Father-and-son developers Harry and Victor Einhorn filed for Chapter 11 bankruptcy in the middle of a legal battle with a tenant over ownership of a Williamsburg building.
In December 2013, the Einhorns, who control the entity 207 Ainslie LLC, paid $4.5 million for 211 Ainslie Street. When the Einhorns took over the property, they increased rent for the Swinging Sixties Senior Center and Small World Child Care by about $7,000 to $40,000 a month.
They then sent the center, which is run by Conselyea Street Block Association and another nonprofit, an eviction notice on Christmas Eve. By June 2014, politicians and community activists wanted the city to buy the center.
Conselyea fought the eviction and argued that when the building hit the market, the nonprofit and the city had right of first refusal because of a lease clause with the previous owner, Crain’s reported.
Recently, the nonprofit offered the Einhorns $8 million, which included discretionary funds from City Council member Antonio Reynoso and the mayor’s office, according to Crain’s.

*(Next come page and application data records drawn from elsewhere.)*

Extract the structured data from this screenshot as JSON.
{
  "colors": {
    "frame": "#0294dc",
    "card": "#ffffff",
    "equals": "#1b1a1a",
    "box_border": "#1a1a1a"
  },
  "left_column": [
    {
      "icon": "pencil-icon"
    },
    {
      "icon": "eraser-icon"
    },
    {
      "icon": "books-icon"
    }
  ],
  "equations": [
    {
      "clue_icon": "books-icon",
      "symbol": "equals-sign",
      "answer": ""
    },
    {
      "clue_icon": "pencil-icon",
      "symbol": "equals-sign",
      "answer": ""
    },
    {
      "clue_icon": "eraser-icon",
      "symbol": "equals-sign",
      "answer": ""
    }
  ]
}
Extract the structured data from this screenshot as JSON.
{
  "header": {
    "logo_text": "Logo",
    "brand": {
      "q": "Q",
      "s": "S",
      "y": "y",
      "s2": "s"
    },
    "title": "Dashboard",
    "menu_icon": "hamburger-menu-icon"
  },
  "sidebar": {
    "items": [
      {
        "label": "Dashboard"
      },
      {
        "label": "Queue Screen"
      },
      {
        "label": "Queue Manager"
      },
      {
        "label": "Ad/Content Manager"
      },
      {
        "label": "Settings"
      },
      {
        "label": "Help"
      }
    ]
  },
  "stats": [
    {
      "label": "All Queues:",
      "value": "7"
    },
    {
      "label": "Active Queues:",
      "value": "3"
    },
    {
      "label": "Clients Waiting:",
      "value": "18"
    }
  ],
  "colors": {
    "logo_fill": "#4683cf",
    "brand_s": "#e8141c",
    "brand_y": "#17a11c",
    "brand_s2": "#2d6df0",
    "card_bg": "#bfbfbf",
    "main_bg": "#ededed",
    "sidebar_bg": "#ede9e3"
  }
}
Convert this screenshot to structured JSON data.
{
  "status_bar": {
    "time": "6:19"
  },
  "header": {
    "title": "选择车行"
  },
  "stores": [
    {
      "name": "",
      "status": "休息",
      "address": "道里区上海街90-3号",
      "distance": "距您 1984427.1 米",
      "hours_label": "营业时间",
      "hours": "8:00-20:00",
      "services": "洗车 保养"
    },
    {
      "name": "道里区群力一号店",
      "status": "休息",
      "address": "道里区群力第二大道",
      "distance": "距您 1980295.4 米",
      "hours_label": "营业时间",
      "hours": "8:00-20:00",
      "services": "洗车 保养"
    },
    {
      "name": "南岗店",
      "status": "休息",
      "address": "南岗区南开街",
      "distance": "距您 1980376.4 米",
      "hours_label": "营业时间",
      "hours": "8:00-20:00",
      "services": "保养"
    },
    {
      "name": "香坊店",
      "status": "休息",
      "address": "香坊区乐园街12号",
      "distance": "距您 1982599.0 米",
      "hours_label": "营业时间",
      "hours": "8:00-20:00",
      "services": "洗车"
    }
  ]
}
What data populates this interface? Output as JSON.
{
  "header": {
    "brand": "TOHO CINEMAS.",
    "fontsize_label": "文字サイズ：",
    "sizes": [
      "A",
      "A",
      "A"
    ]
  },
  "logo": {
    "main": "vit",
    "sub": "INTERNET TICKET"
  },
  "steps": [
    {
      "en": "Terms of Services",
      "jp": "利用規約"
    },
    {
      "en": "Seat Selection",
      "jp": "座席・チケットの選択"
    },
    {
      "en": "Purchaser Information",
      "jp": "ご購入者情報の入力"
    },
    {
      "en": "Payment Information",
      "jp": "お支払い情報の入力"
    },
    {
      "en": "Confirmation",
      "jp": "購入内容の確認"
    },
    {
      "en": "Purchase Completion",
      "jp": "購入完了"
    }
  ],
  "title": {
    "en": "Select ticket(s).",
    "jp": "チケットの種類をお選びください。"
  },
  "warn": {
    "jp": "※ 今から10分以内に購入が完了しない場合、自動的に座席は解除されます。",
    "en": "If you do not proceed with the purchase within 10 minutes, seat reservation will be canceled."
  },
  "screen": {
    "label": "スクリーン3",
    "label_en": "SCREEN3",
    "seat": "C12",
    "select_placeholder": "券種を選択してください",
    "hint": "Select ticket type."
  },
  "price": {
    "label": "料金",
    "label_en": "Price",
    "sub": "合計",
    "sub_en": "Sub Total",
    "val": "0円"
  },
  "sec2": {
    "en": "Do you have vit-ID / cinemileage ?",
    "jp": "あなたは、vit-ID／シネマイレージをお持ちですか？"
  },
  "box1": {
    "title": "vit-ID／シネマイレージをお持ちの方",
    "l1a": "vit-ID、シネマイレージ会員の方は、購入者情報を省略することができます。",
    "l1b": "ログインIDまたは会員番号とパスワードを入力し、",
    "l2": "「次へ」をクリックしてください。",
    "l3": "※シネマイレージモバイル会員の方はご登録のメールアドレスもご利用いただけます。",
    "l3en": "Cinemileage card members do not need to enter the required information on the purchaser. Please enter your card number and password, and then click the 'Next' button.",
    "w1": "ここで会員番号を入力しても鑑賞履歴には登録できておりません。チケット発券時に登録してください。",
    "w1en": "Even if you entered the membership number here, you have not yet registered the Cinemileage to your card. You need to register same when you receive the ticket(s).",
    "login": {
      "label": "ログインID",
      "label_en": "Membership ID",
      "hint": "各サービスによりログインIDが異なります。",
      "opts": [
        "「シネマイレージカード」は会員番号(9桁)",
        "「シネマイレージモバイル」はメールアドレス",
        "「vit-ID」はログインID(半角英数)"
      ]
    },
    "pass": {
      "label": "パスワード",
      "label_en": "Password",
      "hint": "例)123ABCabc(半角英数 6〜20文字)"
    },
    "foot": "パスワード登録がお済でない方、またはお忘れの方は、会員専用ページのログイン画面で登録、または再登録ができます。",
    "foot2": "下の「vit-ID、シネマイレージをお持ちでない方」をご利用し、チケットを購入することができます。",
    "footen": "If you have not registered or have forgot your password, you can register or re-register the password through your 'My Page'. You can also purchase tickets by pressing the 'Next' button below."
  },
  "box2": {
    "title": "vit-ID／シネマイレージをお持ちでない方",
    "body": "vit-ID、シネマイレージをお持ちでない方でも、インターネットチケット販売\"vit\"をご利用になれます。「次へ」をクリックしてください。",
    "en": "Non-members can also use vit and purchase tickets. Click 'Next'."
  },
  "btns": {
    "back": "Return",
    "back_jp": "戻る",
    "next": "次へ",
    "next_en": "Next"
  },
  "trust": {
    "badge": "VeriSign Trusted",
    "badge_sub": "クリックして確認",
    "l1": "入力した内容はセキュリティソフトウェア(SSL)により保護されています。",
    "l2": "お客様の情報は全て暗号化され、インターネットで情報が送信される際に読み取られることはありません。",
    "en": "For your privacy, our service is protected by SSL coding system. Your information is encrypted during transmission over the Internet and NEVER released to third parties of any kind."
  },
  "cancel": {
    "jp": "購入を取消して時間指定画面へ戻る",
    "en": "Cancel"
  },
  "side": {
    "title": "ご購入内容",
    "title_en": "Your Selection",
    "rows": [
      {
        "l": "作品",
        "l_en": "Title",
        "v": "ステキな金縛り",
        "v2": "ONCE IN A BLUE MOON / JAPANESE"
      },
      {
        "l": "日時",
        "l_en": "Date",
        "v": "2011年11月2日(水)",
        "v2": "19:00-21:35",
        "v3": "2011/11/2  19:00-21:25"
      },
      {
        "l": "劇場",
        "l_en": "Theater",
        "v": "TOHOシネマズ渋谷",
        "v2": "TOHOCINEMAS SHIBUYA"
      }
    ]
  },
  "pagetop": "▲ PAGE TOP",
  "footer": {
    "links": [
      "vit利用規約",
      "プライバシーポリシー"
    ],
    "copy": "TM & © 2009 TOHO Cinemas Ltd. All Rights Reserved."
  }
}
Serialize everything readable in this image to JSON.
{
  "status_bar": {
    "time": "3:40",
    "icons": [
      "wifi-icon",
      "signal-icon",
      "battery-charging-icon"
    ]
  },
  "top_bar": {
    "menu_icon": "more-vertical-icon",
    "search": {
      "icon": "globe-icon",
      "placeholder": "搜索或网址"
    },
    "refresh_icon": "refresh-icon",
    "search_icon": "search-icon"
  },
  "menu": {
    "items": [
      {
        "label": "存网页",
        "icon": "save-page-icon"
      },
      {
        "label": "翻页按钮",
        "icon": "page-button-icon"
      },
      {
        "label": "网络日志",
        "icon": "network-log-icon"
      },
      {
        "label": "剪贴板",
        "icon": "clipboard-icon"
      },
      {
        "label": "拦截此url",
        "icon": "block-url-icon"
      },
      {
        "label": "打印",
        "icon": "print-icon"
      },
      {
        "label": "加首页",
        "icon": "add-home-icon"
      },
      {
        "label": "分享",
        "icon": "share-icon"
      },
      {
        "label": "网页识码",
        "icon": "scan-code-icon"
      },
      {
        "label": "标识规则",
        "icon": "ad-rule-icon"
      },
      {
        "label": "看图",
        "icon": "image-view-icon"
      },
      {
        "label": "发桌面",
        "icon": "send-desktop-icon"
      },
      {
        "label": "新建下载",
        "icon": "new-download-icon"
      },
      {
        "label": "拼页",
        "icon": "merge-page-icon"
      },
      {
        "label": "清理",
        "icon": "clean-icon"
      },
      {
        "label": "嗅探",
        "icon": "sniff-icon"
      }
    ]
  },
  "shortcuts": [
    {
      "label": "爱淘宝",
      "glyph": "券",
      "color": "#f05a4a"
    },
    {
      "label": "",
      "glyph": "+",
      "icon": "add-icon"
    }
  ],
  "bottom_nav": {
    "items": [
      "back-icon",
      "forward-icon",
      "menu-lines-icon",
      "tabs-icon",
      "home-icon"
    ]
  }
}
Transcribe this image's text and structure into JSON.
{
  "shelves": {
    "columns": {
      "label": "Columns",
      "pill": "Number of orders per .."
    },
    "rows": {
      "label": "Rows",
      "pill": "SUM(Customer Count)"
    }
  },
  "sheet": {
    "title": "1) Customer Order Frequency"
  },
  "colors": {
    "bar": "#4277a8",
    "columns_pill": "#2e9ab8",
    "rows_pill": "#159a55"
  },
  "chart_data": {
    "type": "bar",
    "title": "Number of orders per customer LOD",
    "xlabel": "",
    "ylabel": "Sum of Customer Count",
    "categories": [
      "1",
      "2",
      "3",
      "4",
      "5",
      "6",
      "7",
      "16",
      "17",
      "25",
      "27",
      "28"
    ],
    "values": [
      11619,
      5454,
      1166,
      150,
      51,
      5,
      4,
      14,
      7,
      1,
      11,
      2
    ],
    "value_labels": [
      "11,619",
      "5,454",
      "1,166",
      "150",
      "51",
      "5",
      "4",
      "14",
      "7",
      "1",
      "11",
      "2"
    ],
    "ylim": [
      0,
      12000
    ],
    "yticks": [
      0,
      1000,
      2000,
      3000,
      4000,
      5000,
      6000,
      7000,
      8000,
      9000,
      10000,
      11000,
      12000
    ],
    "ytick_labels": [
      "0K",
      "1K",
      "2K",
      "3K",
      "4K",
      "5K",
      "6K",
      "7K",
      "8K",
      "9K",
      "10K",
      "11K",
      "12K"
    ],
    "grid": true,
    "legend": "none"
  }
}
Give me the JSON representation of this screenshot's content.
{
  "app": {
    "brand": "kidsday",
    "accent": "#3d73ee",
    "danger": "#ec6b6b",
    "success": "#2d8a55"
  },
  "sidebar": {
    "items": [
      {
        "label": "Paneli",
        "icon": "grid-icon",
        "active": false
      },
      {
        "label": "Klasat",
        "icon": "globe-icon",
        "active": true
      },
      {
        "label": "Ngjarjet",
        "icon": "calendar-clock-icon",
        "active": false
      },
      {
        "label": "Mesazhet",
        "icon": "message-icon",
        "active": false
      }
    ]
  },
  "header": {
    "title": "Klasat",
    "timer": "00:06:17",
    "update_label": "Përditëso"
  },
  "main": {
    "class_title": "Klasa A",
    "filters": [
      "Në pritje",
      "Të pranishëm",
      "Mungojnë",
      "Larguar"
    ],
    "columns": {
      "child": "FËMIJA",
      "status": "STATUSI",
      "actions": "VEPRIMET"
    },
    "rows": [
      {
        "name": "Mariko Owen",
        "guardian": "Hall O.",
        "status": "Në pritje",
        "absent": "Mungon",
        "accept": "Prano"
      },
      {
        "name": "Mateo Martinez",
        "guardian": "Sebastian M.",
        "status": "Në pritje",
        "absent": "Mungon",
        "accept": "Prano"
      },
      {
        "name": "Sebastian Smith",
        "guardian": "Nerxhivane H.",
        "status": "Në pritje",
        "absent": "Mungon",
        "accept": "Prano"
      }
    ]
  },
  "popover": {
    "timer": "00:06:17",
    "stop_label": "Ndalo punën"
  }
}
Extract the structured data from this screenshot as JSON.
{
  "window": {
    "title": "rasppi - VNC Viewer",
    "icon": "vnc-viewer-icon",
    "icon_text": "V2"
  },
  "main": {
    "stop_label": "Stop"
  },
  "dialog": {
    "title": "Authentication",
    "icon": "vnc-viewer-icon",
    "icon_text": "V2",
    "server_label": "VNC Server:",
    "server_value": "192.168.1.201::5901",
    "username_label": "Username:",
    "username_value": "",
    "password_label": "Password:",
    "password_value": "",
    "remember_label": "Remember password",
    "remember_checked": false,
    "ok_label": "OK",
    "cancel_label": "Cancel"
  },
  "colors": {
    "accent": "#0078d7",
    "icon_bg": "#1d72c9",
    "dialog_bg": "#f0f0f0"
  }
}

It appeared there might be a settlement when the Einhorns filed for bankruptcy on Friday, Crain’s reported.
The bankruptcy filing states that neither Conselyea or the city had right of first refusal. In the bankruptcy documents, the Einhorns claimed 211 Ainslie could have an asking price of $14 million if it hit the market. [Crain’s] — Dusica Sue Malesevic